• Senior tax relief
• Property revaluation
We’ve made progress on all of them.
On preparedness, I’ve met weekly with our police, fire, health, and Red Cross officials to make sure Westport is as prepared as it can be for any eventuality – natural or man-made. In addition, I’ve been to two state training sessions.
I’ll make no secret of the fact that of all the possible emergency scenarios that could hit us, I am most concerned about a pandemic flu and the spread of bird flu in Asia, Africa and now parts of Europe. Its consequences should it mutate into humans and spread will be catastrophic.
In April, Westport, Weston and Wilton are participating in an exercise that will simulate a health disaster necessitating the distribution of vaccines or medications to the estimated 50,000 residents of our three towns. It will be a good test of our readiness and, I hope, heighten public awareness of the need for each of us to be prepared for such an emergency.
We are working on a public education program that will tell Westporters how we are preparing and how you should as well. In the meantime, I recommend going to http://www.pandemicflu.gov/
he town launched its newly redesigned Web site today. Check it out at http://www.westportct.gov We hope you will find it interesting and, more importantly, useful. Comments and suggestions are welcome.
Monday, February 13, 2006
his weekend’s storm, unlike the ones in January, did not sneak up on us and Westport was well prepared.
We put all our public works crews on alert as well as private contractors, checked our equipment, readied the sand and salt supplies, and were ready to go when the first flakes started sticking late Saturday night.
Fortunately, it was a fluffy snow, not the heavy kind that takes down trees and power lines. As a result, we did not have one report of a power outage or tree down in Westport during the storm.
Our big concern is that the northeaster coincided with the full moon high tide. The combination had the potential of causing flooding – and it did. The flooding was relatively minor, however.
I accompanied Assistant Fire Chief Larry Conklin and Firefighter Tim Chalfant as they made their rounds Sunday morning, first to Saugatuck Shores and then the Compo Beach area and Green’s Farms.
Shortly after 9 a.m., water had begun to creep over Canal Road.
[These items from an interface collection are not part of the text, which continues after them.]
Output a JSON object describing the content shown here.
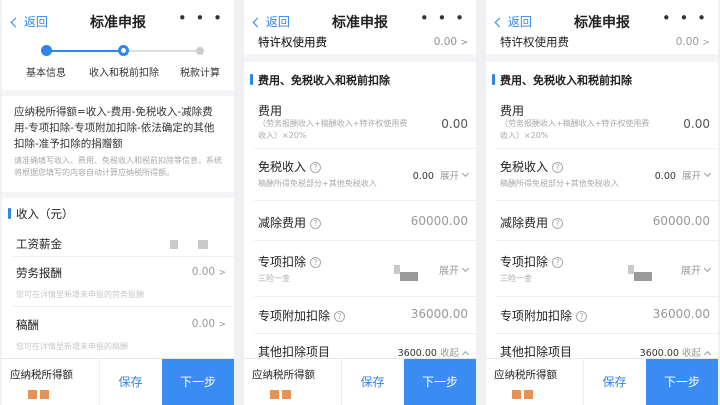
{
  "nav": {
    "back_label": "返回",
    "title": "标准申报",
    "more": "• • •"
  },
  "steps": {
    "items": [
      "基本信息",
      "收入和税前扣除",
      "税款计算"
    ],
    "current": 1
  },
  "panel1": {
    "formula": "应纳税所得额=收入-费用-免税收入-减除费用-专项扣除-专项附加扣除-依法确定的其他扣除-准予扣除的捐赠额",
    "tip": "请准确填写收入、费用、免税收入和税前扣除等信息，系统将根据您填写的内容自动计算应纳税所得额。",
    "section": "收入（元）",
    "rows": [
      {
        "label": "工资薪金",
        "value": ""
      },
      {
        "label": "劳务报酬",
        "value": "0.00",
        "hint": "您可在详情里新增未申报的劳务报酬"
      },
      {
        "label": "稿酬",
        "value": "0.00",
        "hint": "您可在详情里新增未申报的稿酬"
      }
    ]
  },
  "panel2": {
    "top_row": {
      "label": "特许权使用费",
      "value": "0.00"
    },
    "section": "费用、免税收入和税前扣除",
    "fee": {
      "label": "费用",
      "sub": "（劳务报酬收入+稿酬收入+特许权使用费收入）×20%",
      "value": "0.00"
    },
    "tax_free": {
      "label": "免税收入",
      "sub": "稿酬所得免税部分+其他免税收入",
      "value": "0.00",
      "action": "展开"
    },
    "deduction": {
      "label": "减除费用",
      "value": "60000.00"
    },
    "special": {
      "label": "专项扣除",
      "sub": "三险一金",
      "action": "展开"
    },
    "special_additional": {
      "label": "专项附加扣除",
      "value": "36000.00"
    },
    "other": {
      "label": "其他扣除项目",
      "value": "3600.00",
      "action": "收起"
    }
  },
  "bottom": {
    "label": "应纳税所得额",
    "save": "保存",
    "next": "下一步"
  },
  "colors": {
    "accent": "#2d86e8",
    "button": "#3b8cf2",
    "redacted": "#e59254"
  }
}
By 10:45 a.m., high tide, there was a good 3 feet of water (or more) over the roadway. By then, Conklin had ordered an engine company and staff car to Saugatuck Island as a standby – a precaution taken any time flooding is expected.
We also saw some minor flooding on Compo Road South near the Minuteman statute as well as on the entry road to Burying Hill Beach. There was also some flooding in the Old Mill area.
Sunday, February 05, 2006
busy week gone by and a busy week coming. Last week included a brown bag on emergency preparedness and a review of events during January’s wind storms and power outages.
Chris Swan of CL&P was there to give us his perspective. We also had reports from Fire Chief Chris Ackley and Police Chief Al Fiore. Michelle Deluca of the Red Cross brought along a backpack full of supplies to keep on hand in case of emergency.
Also there was Eileen Woodley who told us of the nightmare she went through when a tree crashed through the roof of her Hockanum Road home. Luckily no one was hurt, but her house and contents suffered considerable damage.
It was a good opportunity to remind all Westporters of the steps they need to take to be prepared for an emergency. The question of opening a Westport shelter came up and I explained that we had little indication of a desire by residents to go to a shelter.
We opened a “warming station” at the Red Cross chapter on Church Lane and no one showed up. Weston opened its middle school as a shelter and also had no takers.
If a storm hits and you do want to go to a shelter, please let us know by calling the non-emergency number at the fire department – 341-5000. Westporters traditionally have been reluctant to go to a public shelter – preferring friends or a hotel first. But we are ready to open one if there is a need.
At the end of the week, I attended a breakfast meeting in Norwalk with other mayors, first selectmen and area legislators to discuss priorities for Connecticut’s legislative session opening this week.
The meeting, arranged by the South Western Regional Planning Agency, touched on a number of subjects – transportation, the economy, taxes, and speeding tickets, among other things.
SWRPA is asking legislators to once again consider adding a surcharge of $10-$25 to tickets issued by local municipalities that would come back to the towns and cities. Most people don’t’ know that all the revenue from speeding tickets and other moving violations all goes to the state.
The reaction from local legislators to the proposal was luke warm. One wanted to know how many tickets all the towns issued (that information is being compiled). Another expressed concern that the towns would start issuing more tickets when budget needs became acute.
Don’t hold your breath on this one.
P.S. I hope to get to Hartford for the opening of the legislative session Tuesday.